** Opening MATERIAL TO PROCESS block **

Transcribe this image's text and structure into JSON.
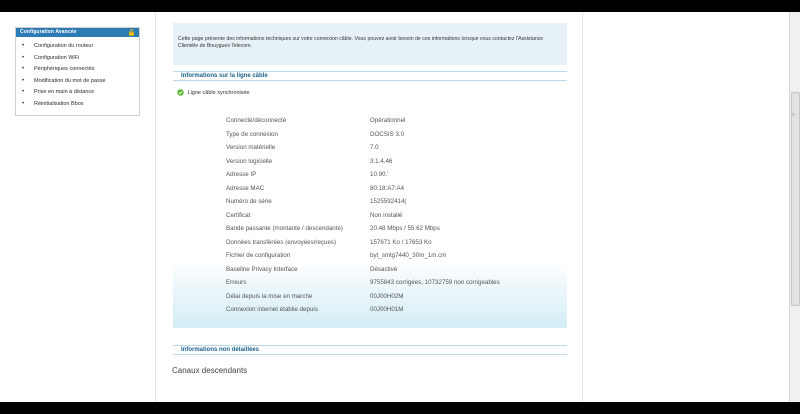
{
  "sidebar": {
    "header": "Configuration Avancée",
    "items": [
      "Configuration du routeur",
      "Configuration WiFi",
      "Périphériques connectés",
      "Modification du mot de passe",
      "Prise en main à distance",
      "Réinitialisation Bbox"
    ]
  },
  "intro": {
    "text": "Cette page présente des informations techniques sur votre connexion câble. Vous pouvez avoir besoin de ces informations lorsque vous contactez l'Assistance Clientèle de Bouygues Telecom."
  },
  "cable": {
    "title": "Informations sur la ligne câble",
    "status": "Ligne câble synchronisée",
    "rows": [
      {
        "label": "Connecté/déconnecté",
        "value": "Opérationnel"
      },
      {
        "label": "Type de connexion",
        "value": "DOCSIS 3.0"
      },
      {
        "label": "Version matérielle",
        "value": "7.0"
      },
      {
        "label": "Version logicielle",
        "value": "3.1.4.46"
      },
      {
        "label": "Adresse IP",
        "value": "10.90.'"
      },
      {
        "label": "Adresse MAC",
        "value": "80:18:A7:A4"
      },
      {
        "label": "Numéro de série",
        "value": "1525592414("
      },
      {
        "label": "Certificat",
        "value": "Non installé"
      },
      {
        "label": "Bande passante (montante / descendante)",
        "value": "20.48 Mbps / 55.62 Mbps"
      },
      {
        "label": "Données transférées (envoyées/reçues)",
        "value": "157671 Ko / 17653 Ko"
      },
      {
        "label": "Fichier de configuration",
        "value": "byt_smtg7440_30m_1m.cm"
      },
      {
        "label": "Baseline Privacy Interface",
        "value": "Désactivé"
      },
      {
        "label": "Erreurs",
        "value": "9755843 corrigées, 10732759 non corrigeables"
      },
      {
        "label": "Délai depuis la mise en marche",
        "value": "00J00H02M"
      },
      {
        "label": "Connexion internet établie depuis",
        "value": "00J00H01M"
      }
    ]
  },
  "details": {
    "title": "Informations non détaillées",
    "subtitle": "Canaux descendants"
  },
  "colors": {
    "accent": "#2d7bb5",
    "title_blue": "#1a5f8a",
    "intro_bg": "#e6f2f6",
    "status_green": "#5cb531"
  }
}
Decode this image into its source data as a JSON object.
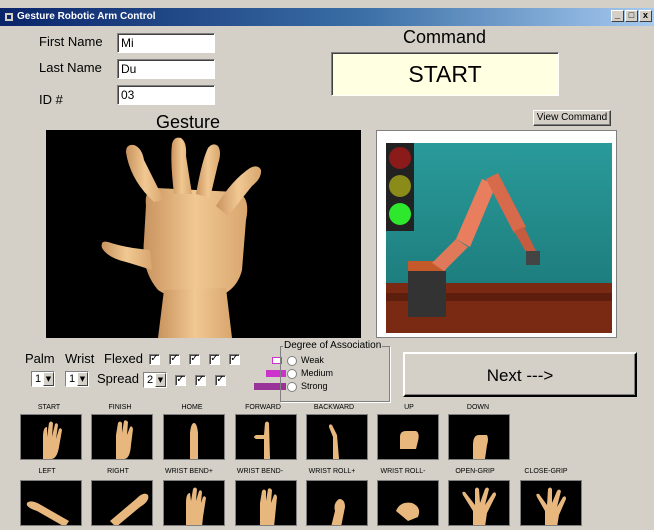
{
  "window": {
    "title": "Gesture Robotic Arm Control",
    "controls": [
      "_",
      "□",
      "x"
    ]
  },
  "form": {
    "first_name_label": "First Name",
    "first_name_value": "Mi",
    "last_name_label": "Last Name",
    "last_name_value": "Du",
    "id_label": "ID #",
    "id_value": "03"
  },
  "command": {
    "heading": "Command",
    "value": "START",
    "view_button": "View Command"
  },
  "gesture": {
    "heading": "Gesture"
  },
  "controls": {
    "palm_label": "Palm",
    "wrist_label": "Wrist",
    "flexed_label": "Flexed",
    "spread_label": "Spread",
    "palm_value": "1",
    "wrist_value": "1",
    "spread_value": "2",
    "flexed_checks": [
      true,
      true,
      true,
      true,
      true
    ],
    "spread_checks": [
      true,
      true,
      true
    ]
  },
  "association": {
    "legend": "Degree of Association",
    "options": [
      "Weak",
      "Medium",
      "Strong"
    ]
  },
  "next_button": "Next --->",
  "gesture_row1": [
    "START",
    "FINISH",
    "HOME",
    "FORWARD",
    "BACKWARD",
    "UP",
    "DOWN"
  ],
  "gesture_row2": [
    "LEFT",
    "RIGHT",
    "WRIST BEND+",
    "WRIST BEND-",
    "WRIST ROLL+",
    "WRIST ROLL-",
    "OPEN-GRIP",
    "CLOSE-GRIP"
  ],
  "colors": {
    "traffic_red": "#8b1a1a",
    "traffic_yellow": "#8b8b1a",
    "traffic_green": "#2ee82e",
    "bar_color": "#cc33cc"
  }
}
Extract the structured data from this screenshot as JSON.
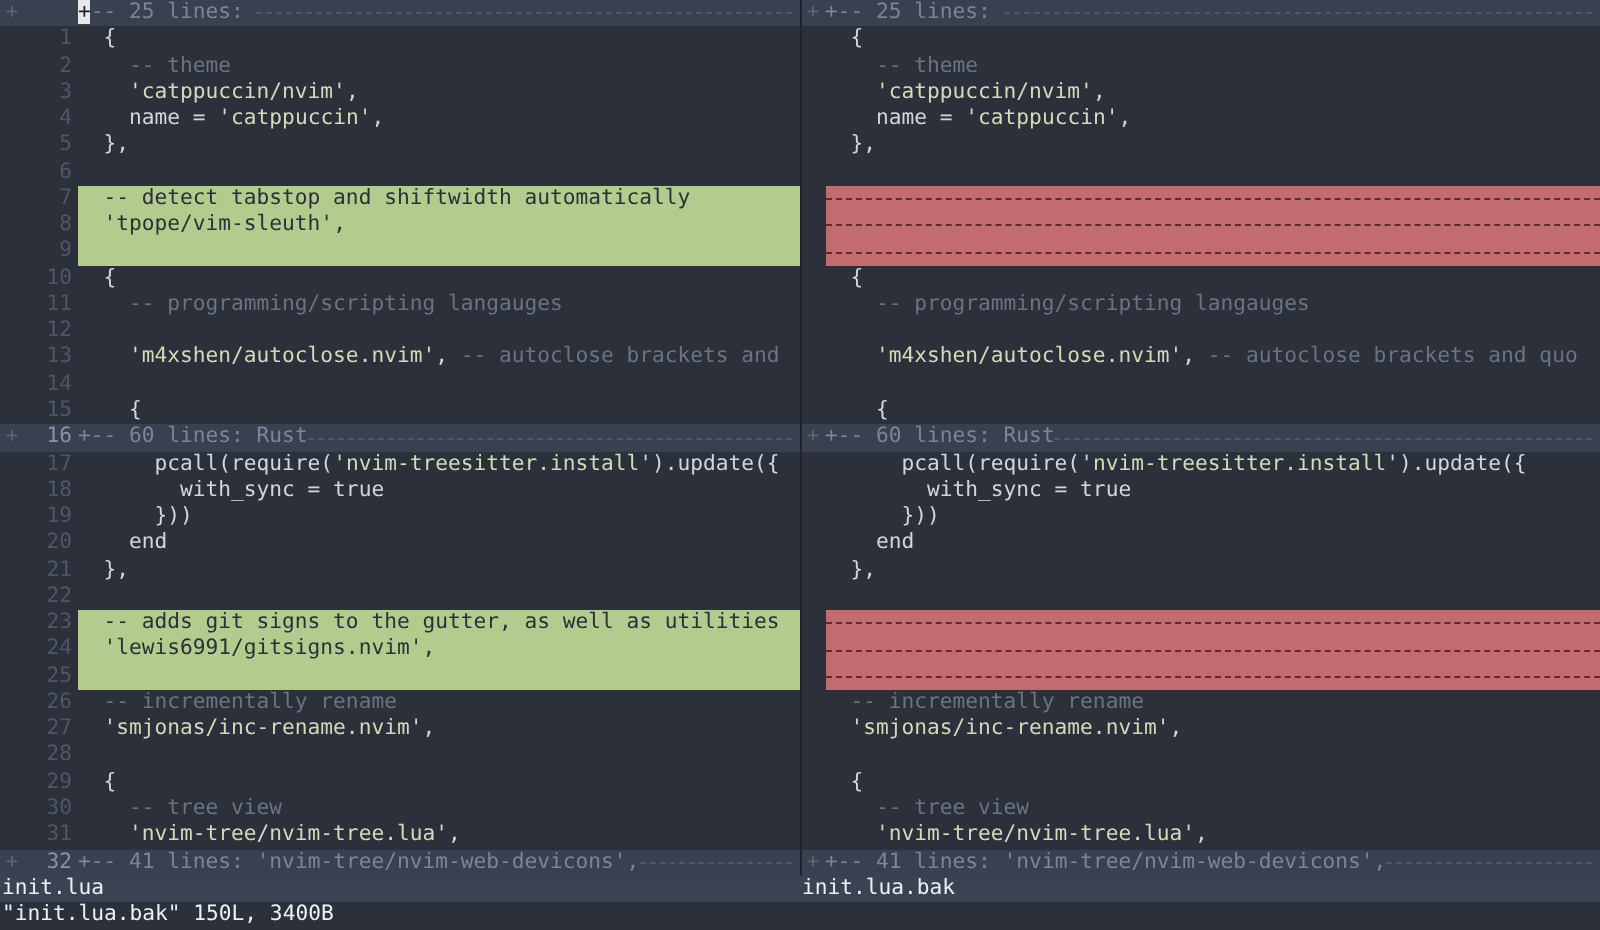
{
  "panes": [
    {
      "file_name": "init.lua",
      "lines": [
        {
          "kind": "fold",
          "sign": "+",
          "cursor": true,
          "text": "+-- 25 lines: "
        },
        {
          "kind": "code",
          "number": "1",
          "segments": [
            {
              "kind": "plain",
              "text": "  {"
            }
          ]
        },
        {
          "kind": "code",
          "number": "2",
          "segments": [
            {
              "kind": "comment",
              "text": "    -- theme"
            }
          ]
        },
        {
          "kind": "code",
          "number": "3",
          "segments": [
            {
              "kind": "string",
              "text": "    'catppuccin/nvim'"
            },
            {
              "kind": "plain",
              "text": ","
            }
          ]
        },
        {
          "kind": "code",
          "number": "4",
          "segments": [
            {
              "kind": "plain",
              "text": "    name = "
            },
            {
              "kind": "string",
              "text": "'catppuccin'"
            },
            {
              "kind": "plain",
              "text": ","
            }
          ]
        },
        {
          "kind": "code",
          "number": "5",
          "segments": [
            {
              "kind": "plain",
              "text": "  },"
            }
          ]
        },
        {
          "kind": "code",
          "number": "6"
        },
        {
          "kind": "added",
          "number": "7",
          "segments": [
            {
              "kind": "comment",
              "text": "  -- detect tabstop and shiftwidth automatically"
            }
          ]
        },
        {
          "kind": "added",
          "number": "8",
          "segments": [
            {
              "kind": "string",
              "text": "  'tpope/vim-sleuth'"
            },
            {
              "kind": "plain",
              "text": ","
            }
          ]
        },
        {
          "kind": "added",
          "number": "9"
        },
        {
          "kind": "code",
          "number": "10",
          "segments": [
            {
              "kind": "plain",
              "text": "  {"
            }
          ]
        },
        {
          "kind": "code",
          "number": "11",
          "segments": [
            {
              "kind": "comment",
              "text": "    -- programming/scripting langauges"
            }
          ]
        },
        {
          "kind": "code",
          "number": "12"
        },
        {
          "kind": "code",
          "number": "13",
          "segments": [
            {
              "kind": "string",
              "text": "    'm4xshen/autoclose.nvim'"
            },
            {
              "kind": "plain",
              "text": ", "
            },
            {
              "kind": "comment",
              "text": "-- autoclose brackets and"
            }
          ]
        },
        {
          "kind": "code",
          "number": "14"
        },
        {
          "kind": "code",
          "number": "15",
          "segments": [
            {
              "kind": "plain",
              "text": "    {"
            }
          ]
        },
        {
          "kind": "fold",
          "sign": "+",
          "number": "16",
          "cursor": false,
          "text": "+-- 60 lines: Rust"
        },
        {
          "kind": "code",
          "number": "17",
          "segments": [
            {
              "kind": "plain",
              "text": "      pcall(require("
            },
            {
              "kind": "string",
              "text": "'nvim-treesitter.install'"
            },
            {
              "kind": "plain",
              "text": ").update({"
            }
          ]
        },
        {
          "kind": "code",
          "number": "18",
          "segments": [
            {
              "kind": "plain",
              "text": "        with_sync = true"
            }
          ]
        },
        {
          "kind": "code",
          "number": "19",
          "segments": [
            {
              "kind": "plain",
              "text": "      }))"
            }
          ]
        },
        {
          "kind": "code",
          "number": "20",
          "segments": [
            {
              "kind": "plain",
              "text": "    end"
            }
          ]
        },
        {
          "kind": "code",
          "number": "21",
          "segments": [
            {
              "kind": "plain",
              "text": "  },"
            }
          ]
        },
        {
          "kind": "code",
          "number": "22"
        },
        {
          "kind": "added",
          "number": "23",
          "segments": [
            {
              "kind": "comment",
              "text": "  -- adds git signs to the gutter, as well as utilities"
            }
          ]
        },
        {
          "kind": "added",
          "number": "24",
          "segments": [
            {
              "kind": "string",
              "text": "  'lewis6991/gitsigns.nvim'"
            },
            {
              "kind": "plain",
              "text": ","
            }
          ]
        },
        {
          "kind": "added",
          "number": "25"
        },
        {
          "kind": "code",
          "number": "26",
          "segments": [
            {
              "kind": "comment",
              "text": "  -- incrementally rename"
            }
          ]
        },
        {
          "kind": "code",
          "number": "27",
          "segments": [
            {
              "kind": "string",
              "text": "  'smjonas/inc-rename.nvim'"
            },
            {
              "kind": "plain",
              "text": ","
            }
          ]
        },
        {
          "kind": "code",
          "number": "28"
        },
        {
          "kind": "code",
          "number": "29",
          "segments": [
            {
              "kind": "plain",
              "text": "  {"
            }
          ]
        },
        {
          "kind": "code",
          "number": "30",
          "segments": [
            {
              "kind": "comment",
              "text": "    -- tree view"
            }
          ]
        },
        {
          "kind": "code",
          "number": "31",
          "segments": [
            {
              "kind": "string",
              "text": "    'nvim-tree/nvim-tree.lua'"
            },
            {
              "kind": "plain",
              "text": ","
            }
          ]
        },
        {
          "kind": "fold",
          "sign": "+",
          "number": "32",
          "cursor": false,
          "text": "+-- 41 lines: 'nvim-tree/nvim-web-devicons',"
        }
      ]
    },
    {
      "file_name": "init.lua.bak",
      "lines": [
        {
          "kind": "fold",
          "sign": "+",
          "cursor": false,
          "text": "+-- 25 lines: "
        },
        {
          "kind": "code",
          "segments": [
            {
              "kind": "plain",
              "text": "  {"
            }
          ]
        },
        {
          "kind": "code",
          "segments": [
            {
              "kind": "comment",
              "text": "    -- theme"
            }
          ]
        },
        {
          "kind": "code",
          "segments": [
            {
              "kind": "string",
              "text": "    'catppuccin/nvim'"
            },
            {
              "kind": "plain",
              "text": ","
            }
          ]
        },
        {
          "kind": "code",
          "segments": [
            {
              "kind": "plain",
              "text": "    name = "
            },
            {
              "kind": "string",
              "text": "'catppuccin'"
            },
            {
              "kind": "plain",
              "text": ","
            }
          ]
        },
        {
          "kind": "code",
          "segments": [
            {
              "kind": "plain",
              "text": "  },"
            }
          ]
        },
        {
          "kind": "code"
        },
        {
          "kind": "filler"
        },
        {
          "kind": "filler"
        },
        {
          "kind": "filler"
        },
        {
          "kind": "code",
          "segments": [
            {
              "kind": "plain",
              "text": "  {"
            }
          ]
        },
        {
          "kind": "code",
          "segments": [
            {
              "kind": "comment",
              "text": "    -- programming/scripting langauges"
            }
          ]
        },
        {
          "kind": "code"
        },
        {
          "kind": "code",
          "segments": [
            {
              "kind": "string",
              "text": "    'm4xshen/autoclose.nvim'"
            },
            {
              "kind": "plain",
              "text": ", "
            },
            {
              "kind": "comment",
              "text": "-- autoclose brackets and quo"
            }
          ]
        },
        {
          "kind": "code"
        },
        {
          "kind": "code",
          "segments": [
            {
              "kind": "plain",
              "text": "    {"
            }
          ]
        },
        {
          "kind": "fold",
          "sign": "+",
          "cursor": false,
          "text": "+-- 60 lines: Rust"
        },
        {
          "kind": "code",
          "segments": [
            {
              "kind": "plain",
              "text": "      pcall(require("
            },
            {
              "kind": "string",
              "text": "'nvim-treesitter.install'"
            },
            {
              "kind": "plain",
              "text": ").update({"
            }
          ]
        },
        {
          "kind": "code",
          "segments": [
            {
              "kind": "plain",
              "text": "        with_sync = true"
            }
          ]
        },
        {
          "kind": "code",
          "segments": [
            {
              "kind": "plain",
              "text": "      }))"
            }
          ]
        },
        {
          "kind": "code",
          "segments": [
            {
              "kind": "plain",
              "text": "    end"
            }
          ]
        },
        {
          "kind": "code",
          "segments": [
            {
              "kind": "plain",
              "text": "  },"
            }
          ]
        },
        {
          "kind": "code"
        },
        {
          "kind": "filler"
        },
        {
          "kind": "filler"
        },
        {
          "kind": "filler"
        },
        {
          "kind": "code",
          "segments": [
            {
              "kind": "comment",
              "text": "  -- incrementally rename"
            }
          ]
        },
        {
          "kind": "code",
          "segments": [
            {
              "kind": "string",
              "text": "  'smjonas/inc-rename.nvim'"
            },
            {
              "kind": "plain",
              "text": ","
            }
          ]
        },
        {
          "kind": "code"
        },
        {
          "kind": "code",
          "segments": [
            {
              "kind": "plain",
              "text": "  {"
            }
          ]
        },
        {
          "kind": "code",
          "segments": [
            {
              "kind": "comment",
              "text": "    -- tree view"
            }
          ]
        },
        {
          "kind": "code",
          "segments": [
            {
              "kind": "string",
              "text": "    'nvim-tree/nvim-tree.lua'"
            },
            {
              "kind": "plain",
              "text": ","
            }
          ]
        },
        {
          "kind": "fold",
          "sign": "+",
          "cursor": false,
          "text": "+-- 41 lines: 'nvim-tree/nvim-web-devicons',"
        }
      ]
    }
  ],
  "command_line": "\"init.lua.bak\" 150L, 3400B"
}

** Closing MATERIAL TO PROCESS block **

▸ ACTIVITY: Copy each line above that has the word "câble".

▸ TASK ANSWER:
    "text": "Cette page présente des informations techniques sur votre connexion câble. Vous pouvez avoir besoin de ces informations lorsque vous contactez l'Assistance Clientèle de Bouygues Telecom."
    "title": "Informations sur la ligne câble",
    "status": "Ligne câble synchronisée",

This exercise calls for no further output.